Step 5: Fix the Scrollbar minimum and maximum values.

If you play with the scroll bar, you’ll see that scrolling all the way up or scrolling up the way down results in #NUM errors. This happens because we only have 50 countries to choose from. Indices less than one or greater than fifty are outside the bounds of our set. So right-click the scrollbar, select Format Control. Select the Control tab.

Right away, we know that the Minimum value should be 1. But if we have 50 countries in our set, what do you think the maximum value should be? Hint: it’s not 50. Remember, we’re only changing the value in cell F32, the rest of the values are calculated for us on the spreadsheet. So the maximum value should actually be 36. Why? Because while we have 15 different indices showing, one of them is the cell link and the other 14 are calculated on the spreadsheet. 50 – 14 = 36.

In Sum: 
Minimum Value: 1
Maximum Value: 36 
Click OK.

If you play with the scrollbar, you’ll see that it keeps the indices within the correct bounds.

Step 6: Use VLookup to take largest values to its corresponding information.

In the first cell to the right of the Largest Values column (cell H32), we’ll use the Weight Value to the left as a lookup value. Now, do you see why I moved the final weighted scores all the way to the left on the ata tab? It’s a lookup column now! So, in Cell H32, you’ll have something like the formula shown below. But rather than typing what I have, try to recreate the formula yourself. Then double-check to ensure that our work agrees. 
(1) G32 is the weighted score;
(2) Data!$G$4:$R$53 is the entire table from the Data tab;
(3) 2 tells us to pull from the second column, that’s the name of the country we’re interested in; and,
(4) FALSE ensures an exact match.
But wait, the VLookup Table on the example tab has a column for each metric, and we've only filled in info for one column. We’re not just interested in the second column from the table on the data tab. We’re actually interested in columns 2, 4, 6, 8, 10, and 12 as demarcated in red below.

We can actually pull all that info out with only one VLookup. On your data tab, select H32. Now, rewrite the VLookup formula as follows:


Note we have changed the formula from looking up only column 2 to looking up a set of columns. Ensure that you use the curly braces to surround your set of columns as shown above. Now drag the selected cell to the right until you reach column M, the end of the Vlookup table. With H32:M32 still selected, click into the formula bar, then press Ctrl+Shift+Enter. Viola! We use the Ctrl+Shift+Enter here because the VLookup is returning an array of numbers and not just one number. Now drag the selected row all the way down to fill the table. If you’ve done everything correct so far, your table should look like mine.

Use the scrollbar to see the values change.

Step 7: Map the values from the intermediate table to the dashboard.
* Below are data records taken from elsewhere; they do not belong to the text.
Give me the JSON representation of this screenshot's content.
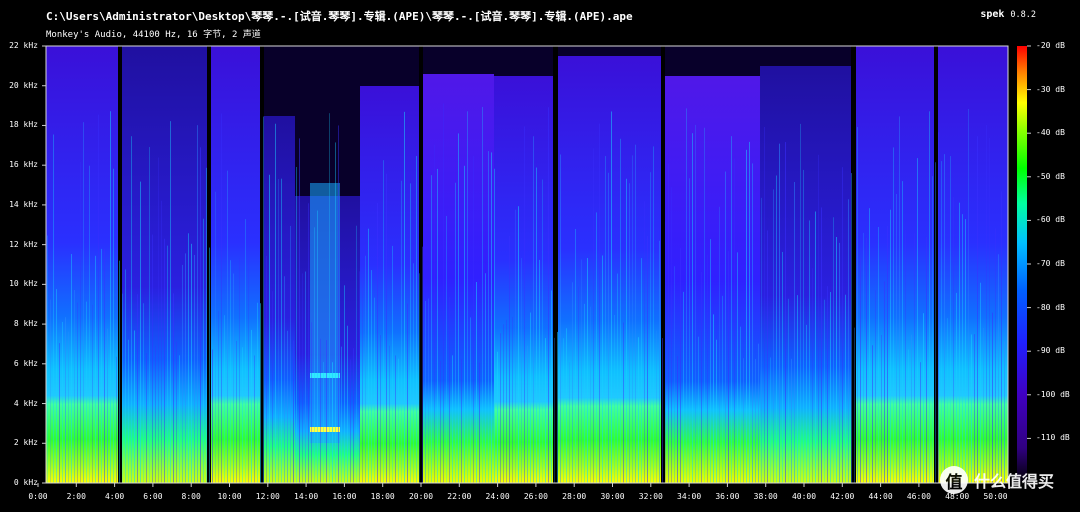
{
  "window": {
    "title": "C:\\Users\\Administrator\\Desktop\\琴琴.-.[试音.琴琴].专辑.(APE)\\琴琴.-.[试音.琴琴].专辑.(APE).ape",
    "subtitle": "Monkey's Audio, 44100 Hz, 16 字节, 2 声道",
    "app_name": "spek",
    "app_version": "0.8.2"
  },
  "spectrogram": {
    "freq_labels": [
      "22 kHz",
      "20 kHz",
      "18 kHz",
      "16 kHz",
      "14 kHz",
      "12 kHz",
      "10 kHz",
      "8 kHz",
      "6 kHz",
      "4 kHz",
      "2 kHz",
      "0 kHz"
    ],
    "time_labels": [
      "0:00",
      "2:00",
      "4:00",
      "6:00",
      "8:00",
      "10:00",
      "12:00",
      "14:00",
      "16:00",
      "18:00",
      "20:00",
      "22:00",
      "24:00",
      "26:00",
      "28:00",
      "30:00",
      "32:00",
      "34:00",
      "36:00",
      "38:00",
      "40:00",
      "42:00",
      "44:00",
      "46:00",
      "48:00",
      "50:00"
    ],
    "db_labels": [
      "-20 dB",
      "-30 dB",
      "-40 dB",
      "-50 dB",
      "-60 dB",
      "-70 dB",
      "-80 dB",
      "-90 dB",
      "-100 dB",
      "-110 dB"
    ],
    "colormap": [
      "#ff0000",
      "#ff8000",
      "#ffff00",
      "#80ff00",
      "#00ff00",
      "#00ffa0",
      "#00c0ff",
      "#0060ff",
      "#2020ff",
      "#4000c0",
      "#300080",
      "#000000"
    ]
  },
  "watermark": {
    "logo_char": "值",
    "text": "什么值得买"
  }
}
First, select the scrollbar to the left of your VLookup Table. Press Ctrl+C to copy. Scroll all the way up to the dashboard. Now paste. Move this new scrollbar to a location on your screen that makes sense. You could put it between columns E and G. Or, you can put on the right, as I have, to the right of column O.

Looking at your dashboard, select cell G6. Set G6 to reference the nation at the top of the list in the VLookup table. So, G6 should have “=H32” as its formula. Now drag G6 down 14 rows. If you see one of your rows start showing a value of “0,” you’ve dragged too far. Now, while looking at your dashboard, select cell O6. Map this cell reference the first weighted score on your VLookup table. O6, then, should have the value “=G32.” Drag down. The preset bar charts should show up automatically.

Now play with every scrollbar on the dashboard.


This is a good stopping point for Part 2. I might be working on a Part 3 as time allows. If I end up writing a Part 3, we’ll talk about how to make those bar charts. And, we’ll talk about how to build another graph that shows how each country performed in just one metric. Lastly, we’ll talk about how to populate the top and bottom rankings.

If you're really curious about the incell bar charts, you can see a good discussion on Chandoo's site,
How to Visualize Survey Results using Incell Panel Charts.

Questions? Feel free to ask.